### WHAT YOU SHOULD DO
The copy you return should hold every record below word for word and no images.

### SUPPLIED MATERIAL
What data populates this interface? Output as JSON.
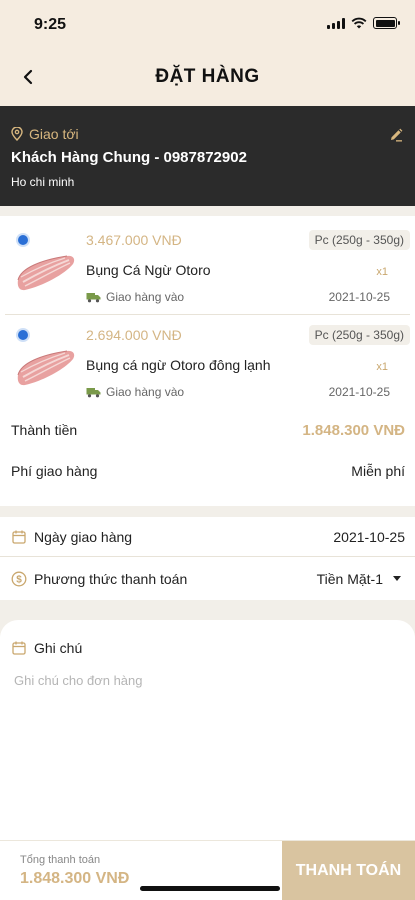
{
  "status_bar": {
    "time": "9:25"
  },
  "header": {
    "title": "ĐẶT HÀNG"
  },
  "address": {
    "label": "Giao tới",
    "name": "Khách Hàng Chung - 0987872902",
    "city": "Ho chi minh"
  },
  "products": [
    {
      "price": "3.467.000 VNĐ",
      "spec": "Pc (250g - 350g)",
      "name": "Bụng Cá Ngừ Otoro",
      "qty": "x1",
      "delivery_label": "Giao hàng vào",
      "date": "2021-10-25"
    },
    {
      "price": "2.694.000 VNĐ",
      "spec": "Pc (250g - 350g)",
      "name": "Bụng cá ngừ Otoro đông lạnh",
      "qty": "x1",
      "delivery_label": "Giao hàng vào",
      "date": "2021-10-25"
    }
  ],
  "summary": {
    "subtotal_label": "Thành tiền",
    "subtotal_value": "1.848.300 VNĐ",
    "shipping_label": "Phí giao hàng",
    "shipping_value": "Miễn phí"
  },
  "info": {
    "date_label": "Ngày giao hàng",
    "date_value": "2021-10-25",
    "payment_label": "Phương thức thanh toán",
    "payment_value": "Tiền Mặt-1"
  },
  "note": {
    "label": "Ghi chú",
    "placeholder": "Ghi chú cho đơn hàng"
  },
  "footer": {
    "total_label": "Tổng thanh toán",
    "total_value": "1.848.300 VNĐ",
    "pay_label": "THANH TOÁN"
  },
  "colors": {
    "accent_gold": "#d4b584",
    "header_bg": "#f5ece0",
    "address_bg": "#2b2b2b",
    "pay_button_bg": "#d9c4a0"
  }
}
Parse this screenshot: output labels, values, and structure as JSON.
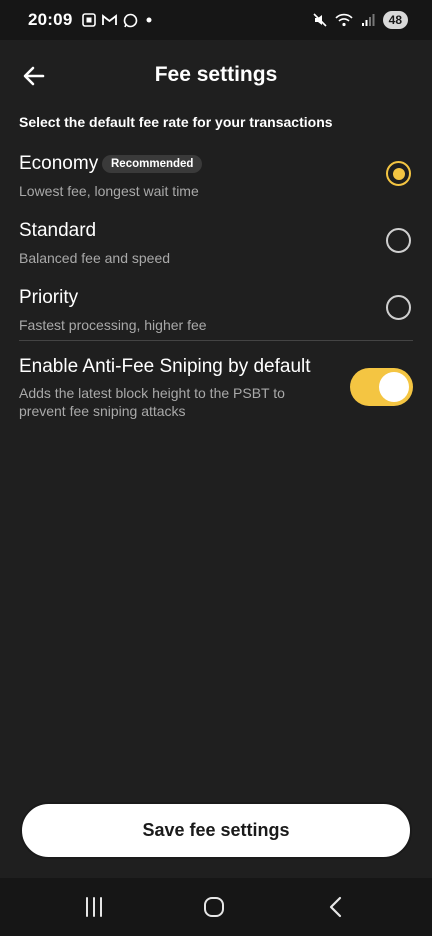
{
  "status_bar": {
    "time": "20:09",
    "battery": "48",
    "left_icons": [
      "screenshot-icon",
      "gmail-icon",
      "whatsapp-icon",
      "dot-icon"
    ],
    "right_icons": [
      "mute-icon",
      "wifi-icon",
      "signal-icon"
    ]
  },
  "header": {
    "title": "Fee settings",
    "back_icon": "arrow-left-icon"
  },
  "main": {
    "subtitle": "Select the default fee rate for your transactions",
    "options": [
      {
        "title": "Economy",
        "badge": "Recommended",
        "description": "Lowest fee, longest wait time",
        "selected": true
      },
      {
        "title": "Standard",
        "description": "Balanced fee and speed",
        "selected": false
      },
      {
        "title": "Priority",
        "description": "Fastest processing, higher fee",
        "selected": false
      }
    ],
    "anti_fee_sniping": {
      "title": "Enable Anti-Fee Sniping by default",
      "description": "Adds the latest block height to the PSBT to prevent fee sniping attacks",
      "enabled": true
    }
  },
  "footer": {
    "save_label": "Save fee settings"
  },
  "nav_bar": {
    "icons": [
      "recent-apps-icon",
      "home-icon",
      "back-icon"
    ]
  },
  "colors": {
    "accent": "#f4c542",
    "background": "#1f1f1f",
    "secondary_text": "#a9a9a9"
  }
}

### RESULT
What data populates this interface? Output as JSON.
{
  "status_bar": {
    "time": "9:25"
  },
  "header": {
    "title": "ĐẶT HÀNG"
  },
  "address": {
    "label": "Giao tới",
    "name": "Khách Hàng Chung - 0987872902",
    "city": "Ho chi minh"
  },
  "products": [
    {
      "price": "3.467.000 VNĐ",
      "spec": "Pc (250g - 350g)",
      "name": "Bụng Cá Ngừ Otoro",
      "qty": "x1",
      "delivery_label": "Giao hàng vào",
      "date": "2021-10-25"
    },
    {
      "price": "2.694.000 VNĐ",
      "spec": "Pc (250g - 350g)",
      "name": "Bụng cá ngừ Otoro đông lạnh",
      "qty": "x1",
      "delivery_label": "Giao hàng vào",
      "date": "2021-10-25"
    }
  ],
  "summary": {
    "subtotal_label": "Thành tiền",
    "subtotal_value": "1.848.300 VNĐ",
    "shipping_label": "Phí giao hàng",
    "shipping_value": "Miễn phí"
  },
  "info": {
    "date_label": "Ngày giao hàng",
    "date_value": "2021-10-25",
    "payment_label": "Phương thức thanh toán",
    "payment_value": "Tiền Mặt-1"
  },
  "note": {
    "label": "Ghi chú",
    "placeholder": "Ghi chú cho đơn hàng"
  },
  "footer": {
    "total_label": "Tổng thanh toán",
    "total_value": "1.848.300 VNĐ",
    "pay_label": "THANH TOÁN"
  },
  "colors": {
    "accent_gold": "#d4b584",
    "header_bg": "#f5ece0",
    "address_bg": "#2b2b2b",
    "pay_button_bg": "#d9c4a0"
  }
}
Parse this screenshot: output labels, values, and structure as JSON.
{
  "status_bar": {
    "time": "20:09",
    "battery": "48",
    "left_icons": [
      "screenshot-icon",
      "gmail-icon",
      "whatsapp-icon",
      "dot-icon"
    ],
    "right_icons": [
      "mute-icon",
      "wifi-icon",
      "signal-icon"
    ]
  },
  "header": {
    "title": "Fee settings",
    "back_icon": "arrow-left-icon"
  },
  "main": {
    "subtitle": "Select the default fee rate for your transactions",
    "options": [
      {
        "title": "Economy",
        "badge": "Recommended",
        "description": "Lowest fee, longest wait time",
        "selected": true
      },
      {
        "title": "Standard",
        "description": "Balanced fee and speed",
        "selected": false
      },
      {
        "title": "Priority",
        "description": "Fastest processing, higher fee",
        "selected": false
      }
    ],
    "anti_fee_sniping": {
      "title": "Enable Anti-Fee Sniping by default",
      "description": "Adds the latest block height to the PSBT to prevent fee sniping attacks",
      "enabled": true
    }
  },
  "footer": {
    "save_label": "Save fee settings"
  },
  "nav_bar": {
    "icons": [
      "recent-apps-icon",
      "home-icon",
      "back-icon"
    ]
  },
  "colors": {
    "accent": "#f4c542",
    "background": "#1f1f1f",
    "secondary_text": "#a9a9a9"
  }
}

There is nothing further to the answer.